Another possible solution for BDoS attacks is to use the uncle block reward mechanism, just like the scheme adopted by Ethereum. The uncle block reward mechanism rewards miners who dig to non-main chain (but directly connected to the main chain) blocks. If the uncle block reward mechanism is used, the chance of a reasonable miner to stop mining in a BDoS attack is much lower, because even if it loses the game, it will get a reward (equivalent to 7 of the Ethereum full block reward /8). However, this is a compromise because uncle blocks reduce the security against selfish mining attacks. In addition, another BDoS-like attack may be longer than the blockchain, which again causes serious competition losses.
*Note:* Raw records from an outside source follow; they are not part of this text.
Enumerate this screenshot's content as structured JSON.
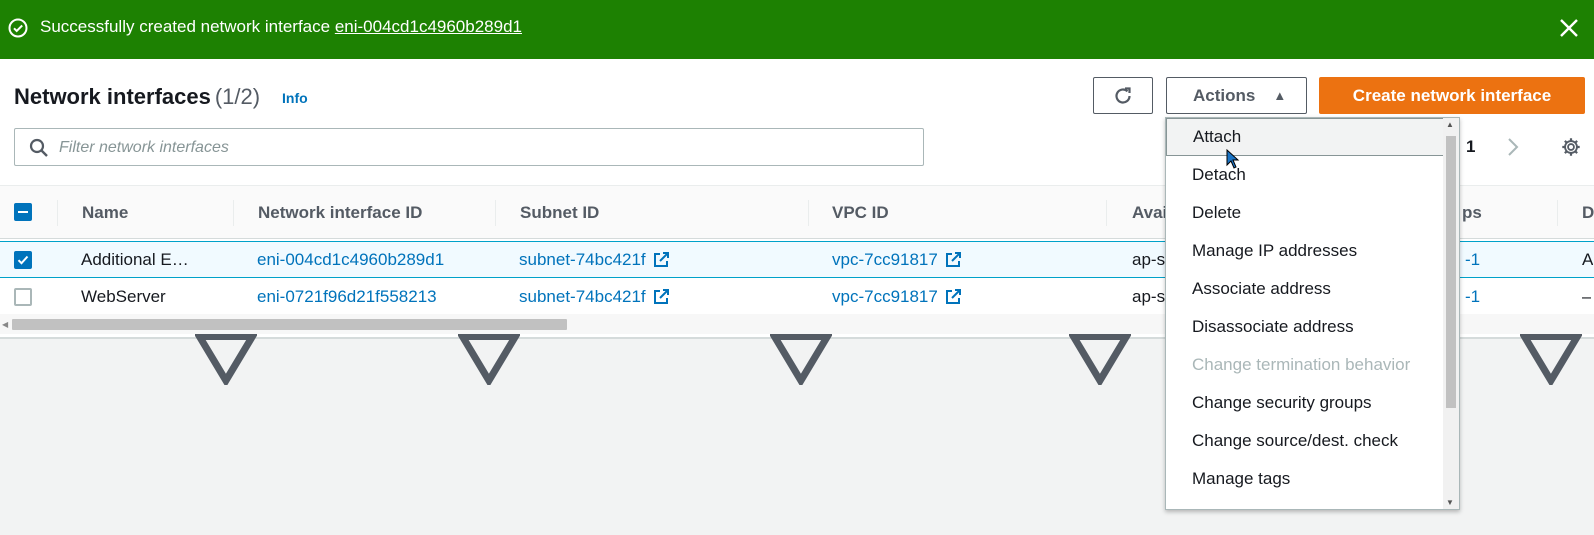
{
  "flash": {
    "message": "Successfully created network interface",
    "link": "eni-004cd1c4960b289d1"
  },
  "header": {
    "title": "Network interfaces",
    "count": "(1/2)",
    "info": "Info"
  },
  "toolbar": {
    "actions_label": "Actions",
    "create_label": "Create network interface"
  },
  "search": {
    "placeholder": "Filter network interfaces"
  },
  "pagination": {
    "page": "1"
  },
  "table": {
    "columns": [
      "Name",
      "Network interface ID",
      "Subnet ID",
      "VPC ID",
      "Avai",
      "ps",
      "D"
    ],
    "rows": [
      {
        "name": "Additional E…",
        "eni": "eni-004cd1c4960b289d1",
        "subnet": "subnet-74bc421f",
        "vpc": "vpc-7cc91817",
        "az": "ap-s",
        "sg": "-1",
        "d": "A",
        "selected": true
      },
      {
        "name": "WebServer",
        "eni": "eni-0721f96d21f558213",
        "subnet": "subnet-74bc421f",
        "vpc": "vpc-7cc91817",
        "az": "ap-s",
        "sg": "-1",
        "d": "–",
        "selected": false
      }
    ]
  },
  "actions_menu": {
    "items": [
      {
        "label": "Attach",
        "state": "hover"
      },
      {
        "label": "Detach",
        "state": "normal"
      },
      {
        "label": "Delete",
        "state": "normal"
      },
      {
        "label": "Manage IP addresses",
        "state": "normal"
      },
      {
        "label": "Associate address",
        "state": "normal"
      },
      {
        "label": "Disassociate address",
        "state": "normal"
      },
      {
        "label": "Change termination behavior",
        "state": "disabled"
      },
      {
        "label": "Change security groups",
        "state": "normal"
      },
      {
        "label": "Change source/dest. check",
        "state": "normal"
      },
      {
        "label": "Manage tags",
        "state": "normal"
      }
    ]
  },
  "colors": {
    "success": "#1d8102",
    "primary": "#ec7211",
    "link": "#0073bb"
  },
  "icons": {
    "flash": "check-circle-icon",
    "close": "close-icon",
    "refresh": "refresh-icon",
    "caret": "caret-up-icon",
    "search": "search-icon",
    "next": "chevron-right-icon",
    "settings": "gear-icon",
    "filter": "sort-caret-icon",
    "external": "external-link-icon"
  }
}
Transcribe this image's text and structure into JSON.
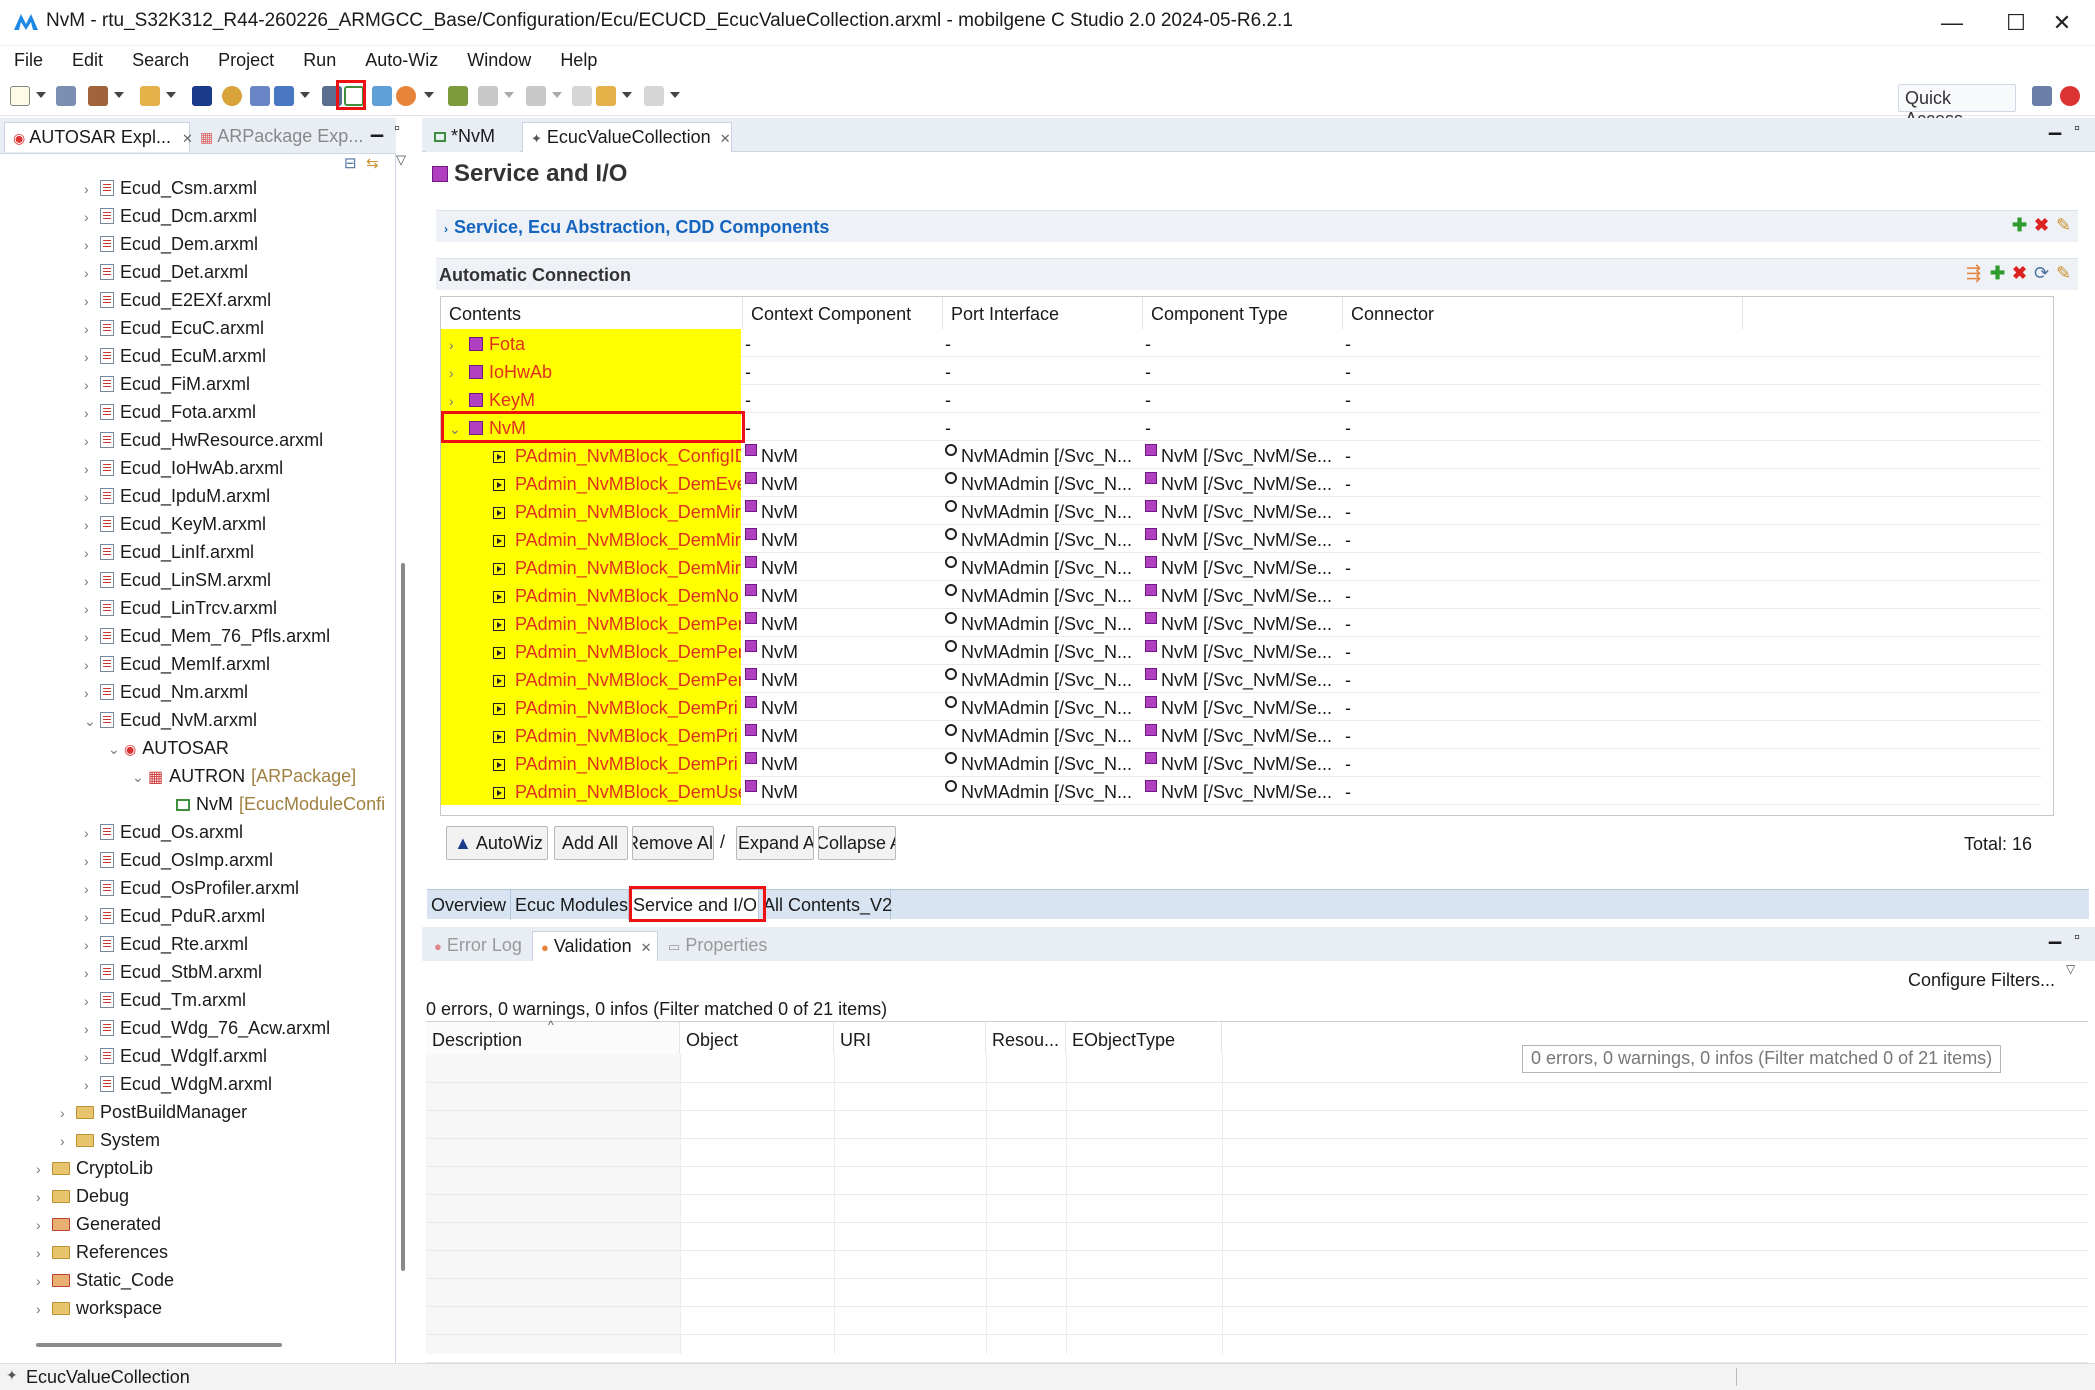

BDoS is a threat to the Satoshi consensus blockchain because it allows attackers to perform denial-of-service attacks with much lower computing power than previous attacks. We have shown how attackers can distort incentives and guide profit-mining miners to stop mining activities. The mitigation measures we propose are easy to implement (no network fork is needed), but only affect specific types of BDoS attacks. If there are no more effective mitigation measures, the activity of the Satoshi consensus blockchain will depend on whether miners are willing to abide by the agreement in the case of lost revenue, that is, to be altruistic.